# Listed entries
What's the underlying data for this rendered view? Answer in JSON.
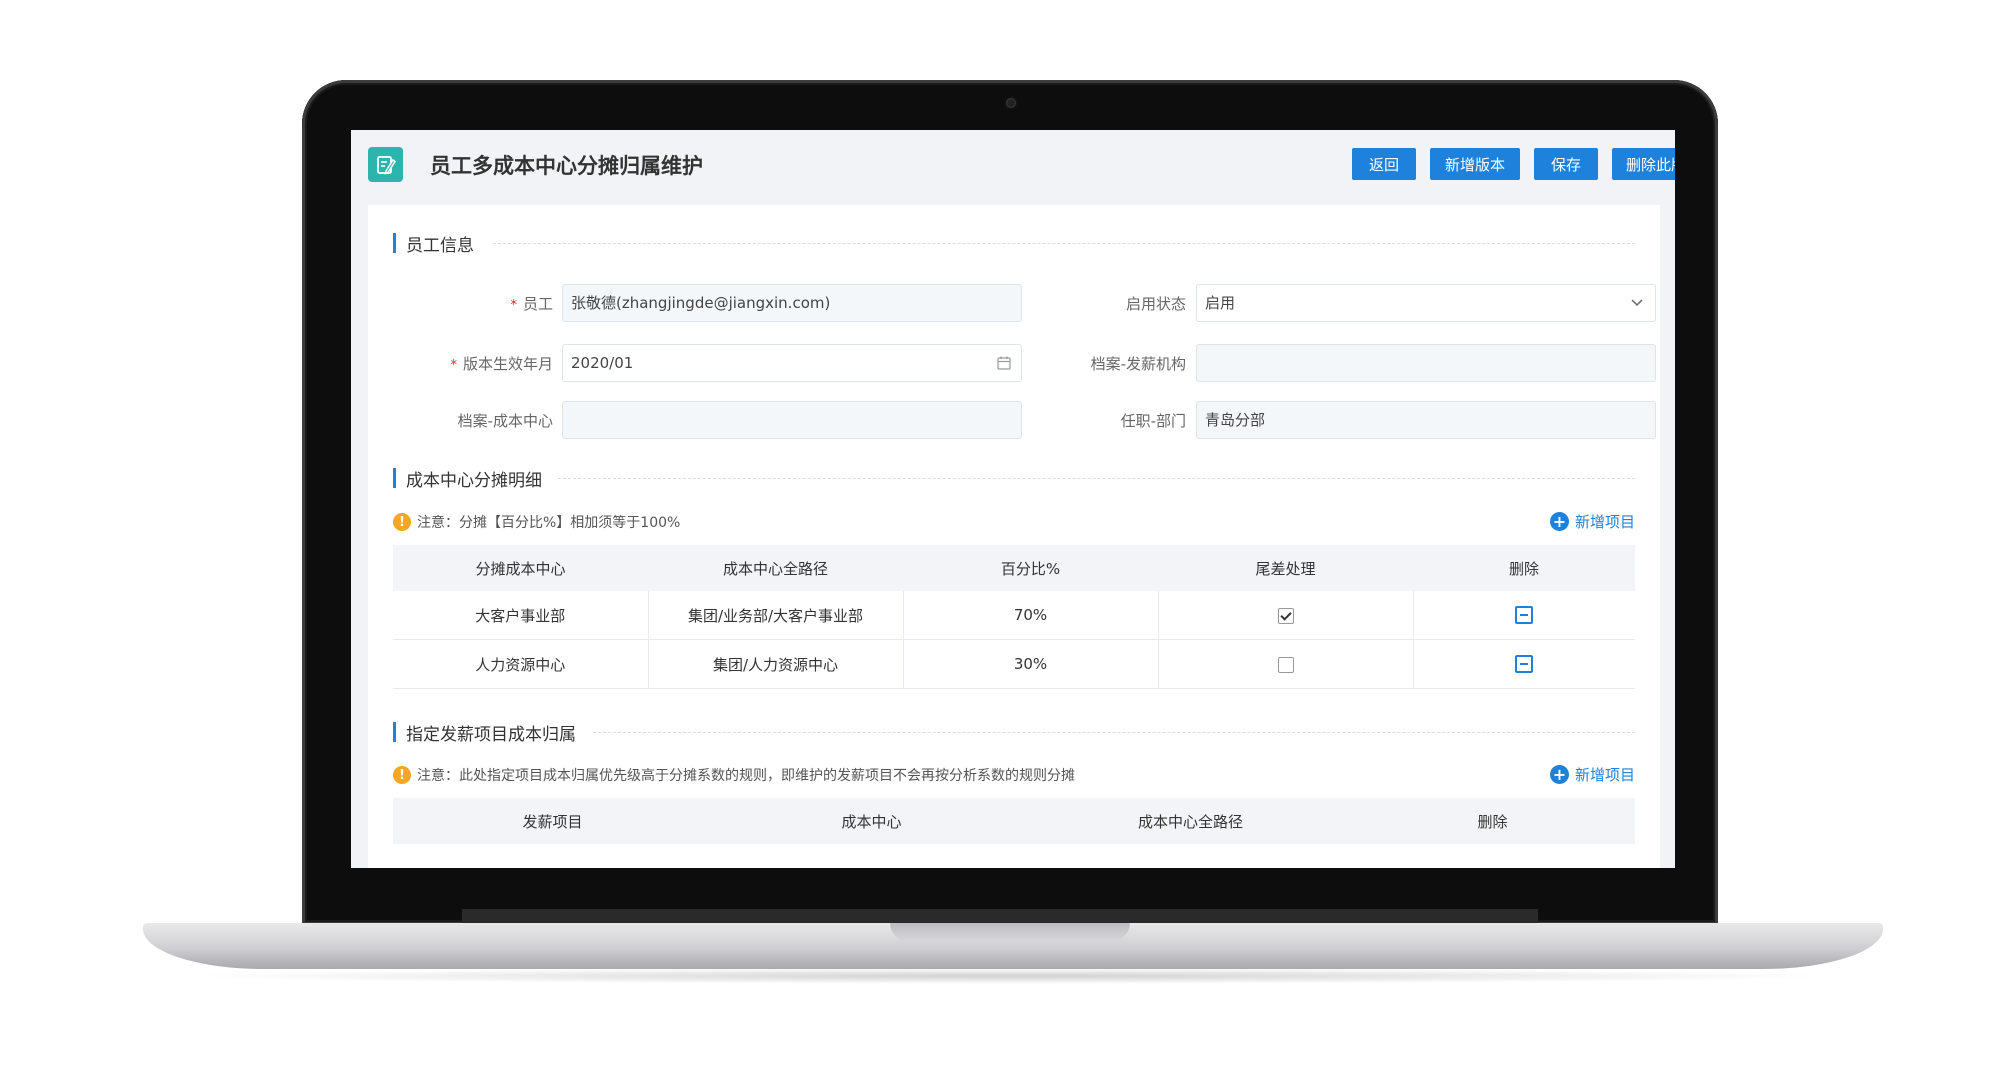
{
  "header": {
    "title": "员工多成本中心分摊归属维护",
    "buttons": {
      "back": "返回",
      "new_version": "新增版本",
      "save": "保存",
      "delete_version": "删除此版本"
    }
  },
  "employee_section": {
    "title": "员工信息",
    "fields": {
      "employee": {
        "label": "员工",
        "value": "张敬德(zhangjingde@jiangxin.com)"
      },
      "status": {
        "label": "启用状态",
        "value": "启用"
      },
      "effective_month": {
        "label": "版本生效年月",
        "value": "2020/01"
      },
      "pay_org": {
        "label": "档案-发薪机构",
        "value": ""
      },
      "cost_center": {
        "label": "档案-成本中心",
        "value": ""
      },
      "department": {
        "label": "任职-部门",
        "value": "青岛分部"
      }
    }
  },
  "allocation_section": {
    "title": "成本中心分摊明细",
    "notice": "注意：分摊【百分比%】相加须等于100%",
    "add_label": "新增项目",
    "columns": [
      "分摊成本中心",
      "成本中心全路径",
      "百分比%",
      "尾差处理",
      "删除"
    ],
    "rows": [
      {
        "center": "大客户事业部",
        "path": "集团/业务部/大客户事业部",
        "percent": "70%",
        "tail": true
      },
      {
        "center": "人力资源中心",
        "path": "集团/人力资源中心",
        "percent": "30%",
        "tail": false
      }
    ]
  },
  "pay_item_section": {
    "title": "指定发薪项目成本归属",
    "notice": "注意：此处指定项目成本归属优先级高于分摊系数的规则，即维护的发薪项目不会再按分析系数的规则分摊",
    "add_label": "新增项目",
    "columns": [
      "发薪项目",
      "成本中心",
      "成本中心全路径",
      "删除"
    ]
  },
  "colors": {
    "accent": "#1e82dc",
    "icon_bg": "#2bb5ad",
    "warning": "#f5a623"
  }
}
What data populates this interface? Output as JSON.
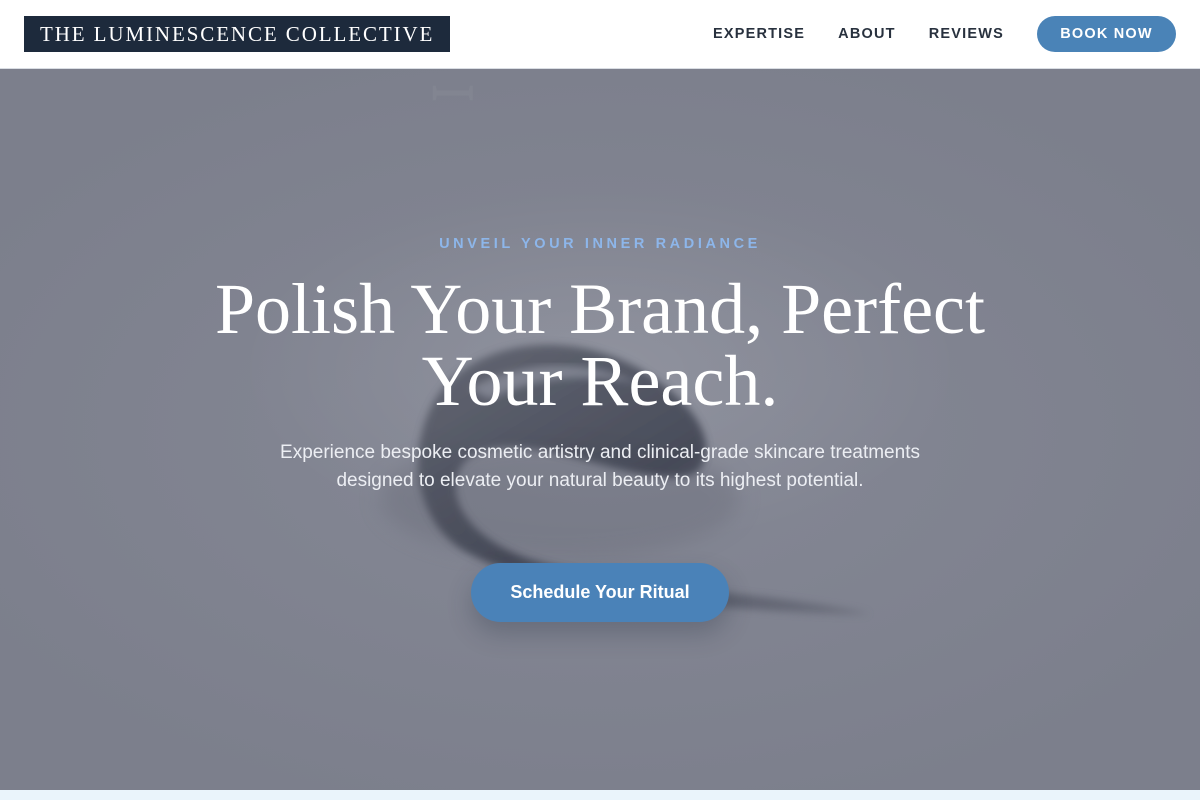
{
  "header": {
    "logo_text": "THE LUMINESCENCE COLLECTIVE",
    "nav": [
      {
        "label": "EXPERTISE"
      },
      {
        "label": "ABOUT"
      },
      {
        "label": "REVIEWS"
      }
    ],
    "book_label": "BOOK NOW"
  },
  "hero": {
    "eyebrow": "UNVEIL YOUR INNER RADIANCE",
    "headline_line1": "Polish Your Brand, Perfect",
    "headline_line2": "Your Reach.",
    "subtext": "Experience bespoke cosmetic artistry and clinical-grade skincare treatments designed to elevate your natural beauty to its highest potential.",
    "cta_label": "Schedule Your Ritual"
  },
  "colors": {
    "header_bg": "#ffffff",
    "logo_bg": "#1d2a3c",
    "accent": "#4a83b7",
    "hero_overlay": "#7e818e",
    "eyebrow": "#8db6ea"
  }
}
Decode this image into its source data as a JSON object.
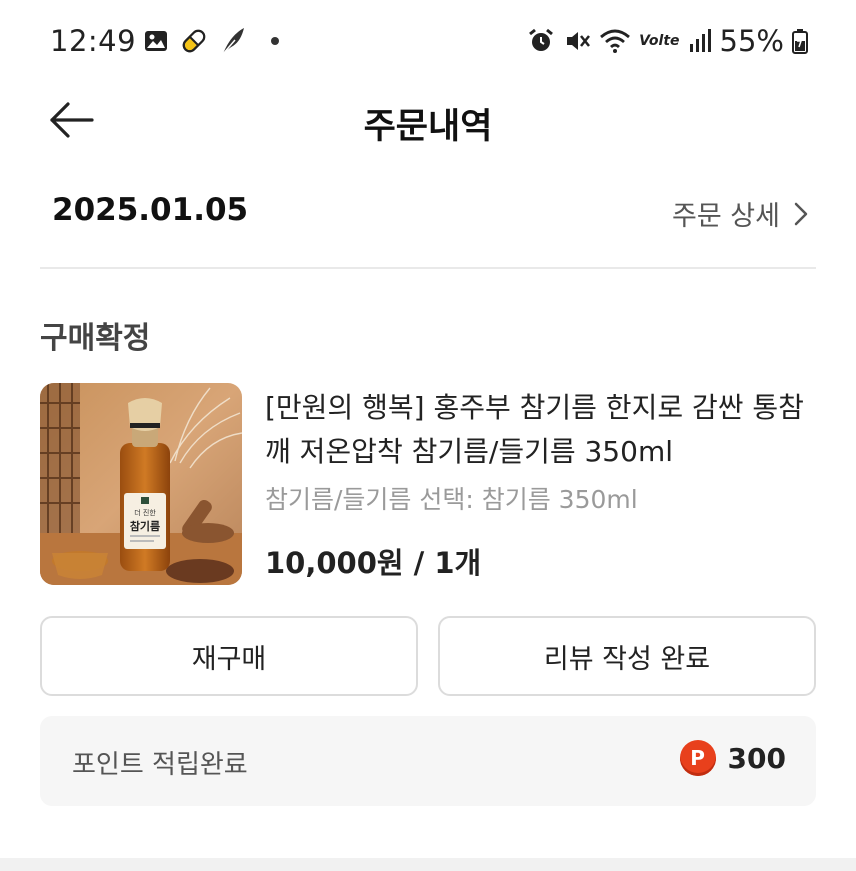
{
  "status_bar": {
    "time": "12:49",
    "battery": "55%",
    "icons_left": [
      "gallery-icon",
      "pill-icon",
      "feather-icon"
    ],
    "icons_right": [
      "alarm-icon",
      "mute-icon",
      "wifi-icon",
      "volte-icon",
      "signal-icon",
      "battery-icon"
    ],
    "volte_text": "Volte"
  },
  "app_bar": {
    "title": "주문내역",
    "back_icon": "arrow-left-icon"
  },
  "order": {
    "date": "2025.01.05",
    "detail_link": "주문 상세",
    "status": "구매확정",
    "product": {
      "name": "[만원의 행복] 홍주부 참기름 한지로 감싼 통참깨 저온압착 참기름/들기름 350ml",
      "option": "참기름/들기름 선택: 참기름 350ml",
      "price": "10,000원 / 1개",
      "thumb_label_small": "더 진한",
      "thumb_label_big": "참기름"
    },
    "buttons": {
      "rebuy": "재구매",
      "review": "리뷰 작성 완료"
    },
    "points": {
      "label": "포인트 적립완료",
      "badge": "P",
      "value": "300"
    }
  },
  "colors": {
    "point_badge": "#e8401c",
    "divider": "#e9e9e9",
    "points_bg": "#f6f6f6"
  }
}
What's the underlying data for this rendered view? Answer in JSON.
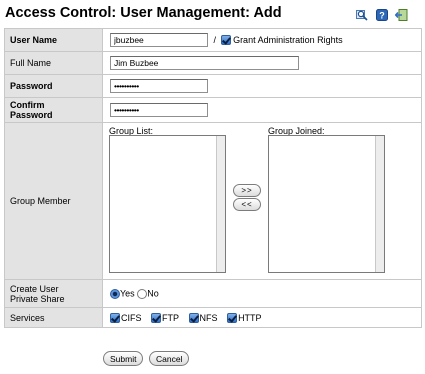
{
  "header": {
    "title": "Access Control: User Management: Add",
    "icons": [
      "search-icon",
      "help-icon",
      "exit-icon"
    ]
  },
  "form": {
    "user_name": {
      "label": "User Name",
      "value": "jbuzbee"
    },
    "separator": "/",
    "grant_admin": {
      "label": "Grant Administration Rights",
      "checked": true
    },
    "full_name": {
      "label": "Full Name",
      "value": "Jim Buzbee"
    },
    "password": {
      "label": "Password",
      "value": "••••••••••"
    },
    "confirm_password": {
      "label_line1": "Confirm",
      "label_line2": "Password",
      "value": "••••••••••"
    },
    "group_member": {
      "label": "Group Member",
      "group_list_label": "Group List:",
      "group_joined_label": "Group Joined:",
      "add_label": ">>",
      "remove_label": "<<"
    },
    "private_share": {
      "label_line1": "Create User",
      "label_line2": "Private Share",
      "yes_label": "Yes",
      "no_label": "No",
      "selected": "Yes"
    },
    "services": {
      "label": "Services",
      "items": [
        {
          "label": "CIFS",
          "checked": true
        },
        {
          "label": "FTP",
          "checked": true
        },
        {
          "label": "NFS",
          "checked": true
        },
        {
          "label": "HTTP",
          "checked": true
        }
      ]
    }
  },
  "actions": {
    "submit_label": "Submit",
    "cancel_label": "Cancel"
  },
  "colors": {
    "label_bg": "#e3e3e3",
    "border": "#c8c8c8",
    "checkbox": "#2e6fc7"
  }
}
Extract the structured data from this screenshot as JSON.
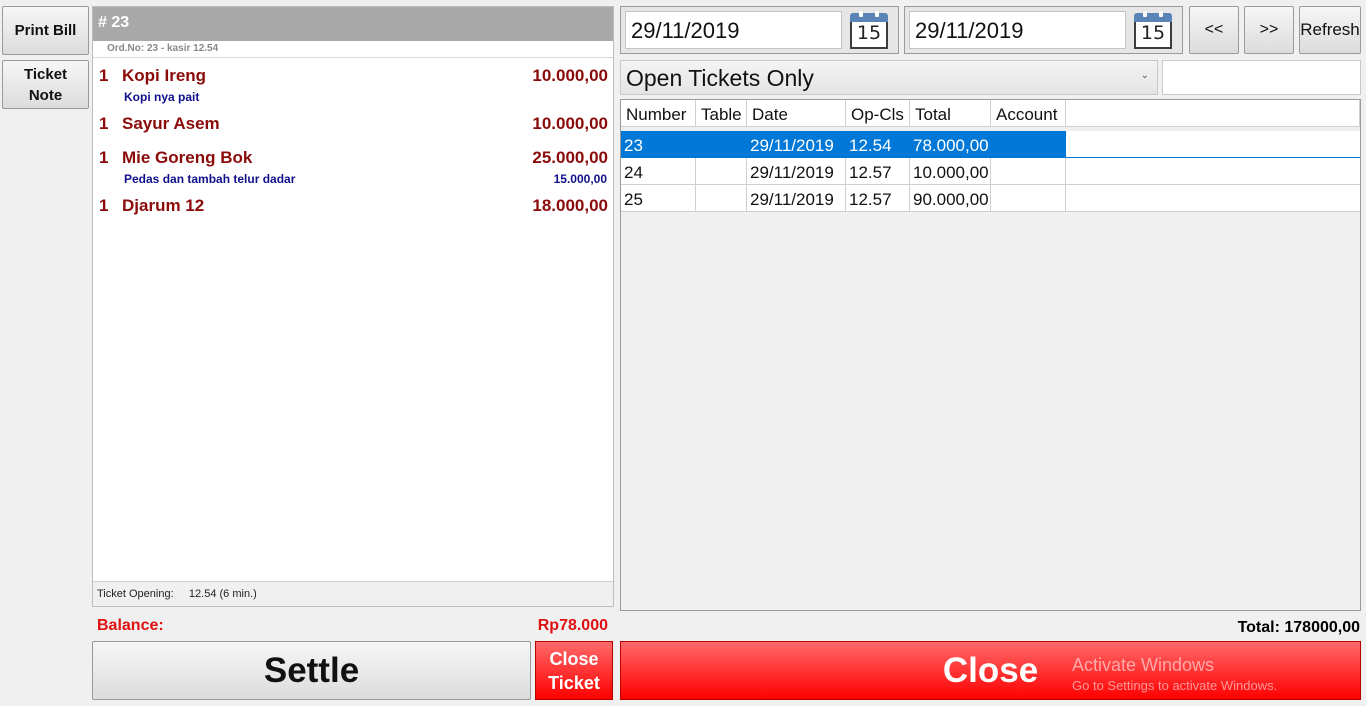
{
  "sidebar": {
    "print_bill": "Print Bill",
    "ticket_note_1": "Ticket",
    "ticket_note_2": "Note"
  },
  "ticket": {
    "title": "# 23",
    "subtitle": "Ord.No: 23 - kasir  12.54",
    "items": [
      {
        "qty": "1",
        "name": "Kopi Ireng",
        "price": "10.000,00",
        "note": "Kopi nya pait",
        "note_price": ""
      },
      {
        "qty": "1",
        "name": "Sayur Asem",
        "price": "10.000,00",
        "note": "",
        "note_price": ""
      },
      {
        "qty": "1",
        "name": "Mie Goreng Bok",
        "price": "25.000,00",
        "note": "Pedas dan tambah telur dadar",
        "note_price": "15.000,00"
      },
      {
        "qty": "1",
        "name": "Djarum 12",
        "price": "18.000,00",
        "note": "",
        "note_price": ""
      }
    ],
    "opening_label": "Ticket Opening:",
    "opening_value": "12.54 (6 min.)"
  },
  "balance": {
    "label": "Balance:",
    "value": "Rp78.000"
  },
  "buttons": {
    "settle": "Settle",
    "close_ticket_1": "Close",
    "close_ticket_2": "Ticket",
    "close": "Close",
    "prev": "<<",
    "next": ">>",
    "refresh": "Refresh"
  },
  "dates": {
    "from": "29/11/2019",
    "to": "29/11/2019",
    "calendar_day": "15"
  },
  "filter": {
    "selected": "Open Tickets Only"
  },
  "grid": {
    "columns": [
      "Number",
      "Table",
      "Date",
      "Op-Cls",
      "Total",
      "Account"
    ],
    "rows": [
      {
        "number": "23",
        "table": "",
        "date": "29/11/2019",
        "opcls": "12.54",
        "total": "78.000,00",
        "account": "",
        "selected": true
      },
      {
        "number": "24",
        "table": "",
        "date": "29/11/2019",
        "opcls": "12.57",
        "total": "10.000,00",
        "account": "",
        "selected": false
      },
      {
        "number": "25",
        "table": "",
        "date": "29/11/2019",
        "opcls": "12.57",
        "total": "90.000,00",
        "account": "",
        "selected": false
      }
    ]
  },
  "total": "Total: 178000,00",
  "watermark": {
    "line1": "Activate Windows",
    "line2": "Go to Settings to activate Windows."
  },
  "colors": {
    "accent_red": "#ff2a2a",
    "selection_blue": "#0078d7",
    "item_text": "#8b0a0a",
    "note_text": "#10108a"
  }
}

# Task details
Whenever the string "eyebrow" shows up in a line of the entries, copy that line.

# Exercise output
    "eyebrow": "UNVEIL YOUR INNER RADIANCE",
    "eyebrow": "#8db6ea"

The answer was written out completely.